There are no simple solutions to the dangers of adcreep. Concerns over the cognitive abilities of consumers, the competence of government regulators, and the professional ethics of advertisers make resolution of these issues difficult and complex. As the legal scholar Arthur Leff said forty years ago, “There is no ‘whole story’ that can be told about anything, especially anything as socially, economically, literarily, anthropologically, philosophically, legally, historically, and politically complex as advertising.”
Nevertheless, the costs of doing nothing are too great. Individually, strategies for surveilling consumers on social media, selling to children in public schools, commandeering public space, and swapping neurological data for conscious dialogue are all concerning. Together, they may fundamentally change the advertiser-consumer relationship.
My hope is that this book causes people to think about advertising more critically. The problem is that the more advertising we are exposed to, the less objectionable it becomes. Advertising’s growing presence numbs onlookers to the techniques of commercial persuasion. It normalizes the individualist and materialist ideologies championed by businesses, threatening to crowd out alternative philosophies of human flourishing. Few ads tell us to shop less or to focus on our civic responsibilities.
Over time, the presence of ads in a particular territory becomes an acceptable part of the environment. Take, for example, pre-film advertising. Commercials before films (aside from previews of coming attractions or requests to visit the theater’s snack stand) are a relatively new phenomenon dating from the early 1990s. Initially, these pre-film ads triggered outrage. Moviegoers howled at them. Lawmakers proposed legislation to stop the practice. But, eventually, the resistance faded. The legislation died in committee. Public outrage became grudging acceptance.
This leads me to believe that the window for action is short. Adcreep argues that we are at a tipping point. The host of invasive marketing techniques described in the book are already changing the environments in which we live. The character of our homes, our schools, and our public spaces hang in the balance. We shouldn’t just let this commercial tide wash over us. We should interrogate these changes. And, when the social costs of these changes seem too great, we should demand that the law halt adcreep’s advance before it’s too late.

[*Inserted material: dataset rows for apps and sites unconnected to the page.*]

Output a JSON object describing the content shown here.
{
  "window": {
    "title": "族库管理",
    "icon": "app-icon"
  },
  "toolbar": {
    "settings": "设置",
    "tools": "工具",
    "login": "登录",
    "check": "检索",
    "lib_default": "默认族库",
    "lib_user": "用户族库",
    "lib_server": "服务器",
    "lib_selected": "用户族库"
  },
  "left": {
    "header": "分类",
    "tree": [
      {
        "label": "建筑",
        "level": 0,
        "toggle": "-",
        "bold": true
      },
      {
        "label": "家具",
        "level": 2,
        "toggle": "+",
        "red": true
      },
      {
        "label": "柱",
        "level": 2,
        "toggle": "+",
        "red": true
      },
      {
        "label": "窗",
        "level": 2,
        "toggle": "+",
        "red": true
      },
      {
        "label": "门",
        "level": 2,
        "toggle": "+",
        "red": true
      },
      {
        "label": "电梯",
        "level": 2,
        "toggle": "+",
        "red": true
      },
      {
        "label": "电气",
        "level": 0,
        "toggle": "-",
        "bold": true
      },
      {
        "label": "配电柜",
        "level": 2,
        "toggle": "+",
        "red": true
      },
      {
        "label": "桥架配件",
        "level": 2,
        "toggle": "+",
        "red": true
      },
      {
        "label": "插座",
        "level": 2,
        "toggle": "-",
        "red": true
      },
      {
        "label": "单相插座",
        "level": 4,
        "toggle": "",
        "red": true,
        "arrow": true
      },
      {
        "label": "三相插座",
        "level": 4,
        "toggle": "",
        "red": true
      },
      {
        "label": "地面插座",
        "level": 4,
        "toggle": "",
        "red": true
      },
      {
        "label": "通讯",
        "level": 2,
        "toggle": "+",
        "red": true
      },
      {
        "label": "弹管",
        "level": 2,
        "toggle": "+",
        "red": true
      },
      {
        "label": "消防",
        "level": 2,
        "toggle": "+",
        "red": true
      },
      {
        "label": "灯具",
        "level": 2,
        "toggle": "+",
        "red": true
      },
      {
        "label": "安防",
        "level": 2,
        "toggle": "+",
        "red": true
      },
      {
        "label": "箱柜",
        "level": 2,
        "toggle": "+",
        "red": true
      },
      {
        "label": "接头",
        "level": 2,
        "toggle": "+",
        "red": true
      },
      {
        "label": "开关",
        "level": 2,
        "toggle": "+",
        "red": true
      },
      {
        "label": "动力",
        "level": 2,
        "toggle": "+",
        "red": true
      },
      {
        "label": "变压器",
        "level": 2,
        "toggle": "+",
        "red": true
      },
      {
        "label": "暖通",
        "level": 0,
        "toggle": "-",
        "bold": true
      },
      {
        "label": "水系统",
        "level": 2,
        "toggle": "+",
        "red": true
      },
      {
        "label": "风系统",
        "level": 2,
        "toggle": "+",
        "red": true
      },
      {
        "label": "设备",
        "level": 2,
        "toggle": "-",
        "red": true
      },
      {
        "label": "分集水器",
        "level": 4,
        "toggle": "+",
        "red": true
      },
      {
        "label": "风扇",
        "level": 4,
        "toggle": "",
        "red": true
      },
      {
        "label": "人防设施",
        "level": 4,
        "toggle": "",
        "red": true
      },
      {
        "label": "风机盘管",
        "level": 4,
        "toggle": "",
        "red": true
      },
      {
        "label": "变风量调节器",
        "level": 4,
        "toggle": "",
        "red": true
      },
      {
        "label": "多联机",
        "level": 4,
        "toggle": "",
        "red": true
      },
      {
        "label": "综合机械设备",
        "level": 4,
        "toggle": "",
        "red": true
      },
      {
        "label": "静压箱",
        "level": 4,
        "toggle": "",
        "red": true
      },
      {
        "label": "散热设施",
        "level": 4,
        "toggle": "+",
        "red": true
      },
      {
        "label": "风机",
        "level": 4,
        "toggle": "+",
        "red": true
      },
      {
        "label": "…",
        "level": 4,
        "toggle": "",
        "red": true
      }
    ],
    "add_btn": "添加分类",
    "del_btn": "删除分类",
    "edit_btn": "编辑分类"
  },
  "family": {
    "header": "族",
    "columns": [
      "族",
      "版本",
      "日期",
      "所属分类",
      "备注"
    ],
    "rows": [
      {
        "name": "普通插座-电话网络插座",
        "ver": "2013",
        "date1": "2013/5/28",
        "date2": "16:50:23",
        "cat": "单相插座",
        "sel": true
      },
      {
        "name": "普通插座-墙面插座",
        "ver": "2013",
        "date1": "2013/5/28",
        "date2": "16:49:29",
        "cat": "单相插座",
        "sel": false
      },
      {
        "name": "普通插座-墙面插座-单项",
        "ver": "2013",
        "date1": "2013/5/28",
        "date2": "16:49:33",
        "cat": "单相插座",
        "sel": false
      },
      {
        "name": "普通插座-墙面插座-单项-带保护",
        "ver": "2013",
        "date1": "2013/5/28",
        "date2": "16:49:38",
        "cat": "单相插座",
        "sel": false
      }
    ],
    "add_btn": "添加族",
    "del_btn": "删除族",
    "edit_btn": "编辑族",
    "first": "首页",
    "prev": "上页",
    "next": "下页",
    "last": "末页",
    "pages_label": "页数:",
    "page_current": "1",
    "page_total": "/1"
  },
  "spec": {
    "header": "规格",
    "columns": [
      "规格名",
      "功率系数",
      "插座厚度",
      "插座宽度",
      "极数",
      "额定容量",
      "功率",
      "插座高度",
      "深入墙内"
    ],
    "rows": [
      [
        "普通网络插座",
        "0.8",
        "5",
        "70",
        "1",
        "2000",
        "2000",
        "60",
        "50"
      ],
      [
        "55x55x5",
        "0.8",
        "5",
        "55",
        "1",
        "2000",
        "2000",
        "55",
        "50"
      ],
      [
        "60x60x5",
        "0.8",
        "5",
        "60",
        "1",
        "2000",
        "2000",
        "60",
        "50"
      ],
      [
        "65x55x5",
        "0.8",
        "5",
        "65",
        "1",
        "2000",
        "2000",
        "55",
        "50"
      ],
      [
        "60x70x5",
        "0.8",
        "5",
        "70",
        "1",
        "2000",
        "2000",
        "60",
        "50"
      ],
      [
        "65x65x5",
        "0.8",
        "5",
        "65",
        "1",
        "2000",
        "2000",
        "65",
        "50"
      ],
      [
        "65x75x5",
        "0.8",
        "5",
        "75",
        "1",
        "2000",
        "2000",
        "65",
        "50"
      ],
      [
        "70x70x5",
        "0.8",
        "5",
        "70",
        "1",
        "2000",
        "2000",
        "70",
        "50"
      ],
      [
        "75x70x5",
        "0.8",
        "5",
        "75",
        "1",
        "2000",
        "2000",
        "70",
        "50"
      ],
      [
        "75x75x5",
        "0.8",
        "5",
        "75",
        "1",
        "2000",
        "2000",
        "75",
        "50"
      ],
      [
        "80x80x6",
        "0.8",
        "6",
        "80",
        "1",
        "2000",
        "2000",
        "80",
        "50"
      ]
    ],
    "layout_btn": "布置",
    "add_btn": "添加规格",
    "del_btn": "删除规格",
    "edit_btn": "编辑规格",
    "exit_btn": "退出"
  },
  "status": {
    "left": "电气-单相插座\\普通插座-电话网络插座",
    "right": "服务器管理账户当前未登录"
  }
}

Mark Bartholomew is Professor of Law at the University at Buffalo School of Law. He writes and teaches in the areas of intellectual property and law and technology, with an emphasis on advertising regulation, online privacy, copyright, and trademarks. He has provided commentary on these issues in The New York Times, The Washington Post, Los Angeles Times, USA Today, The Wall Street Journal, and other news outlets.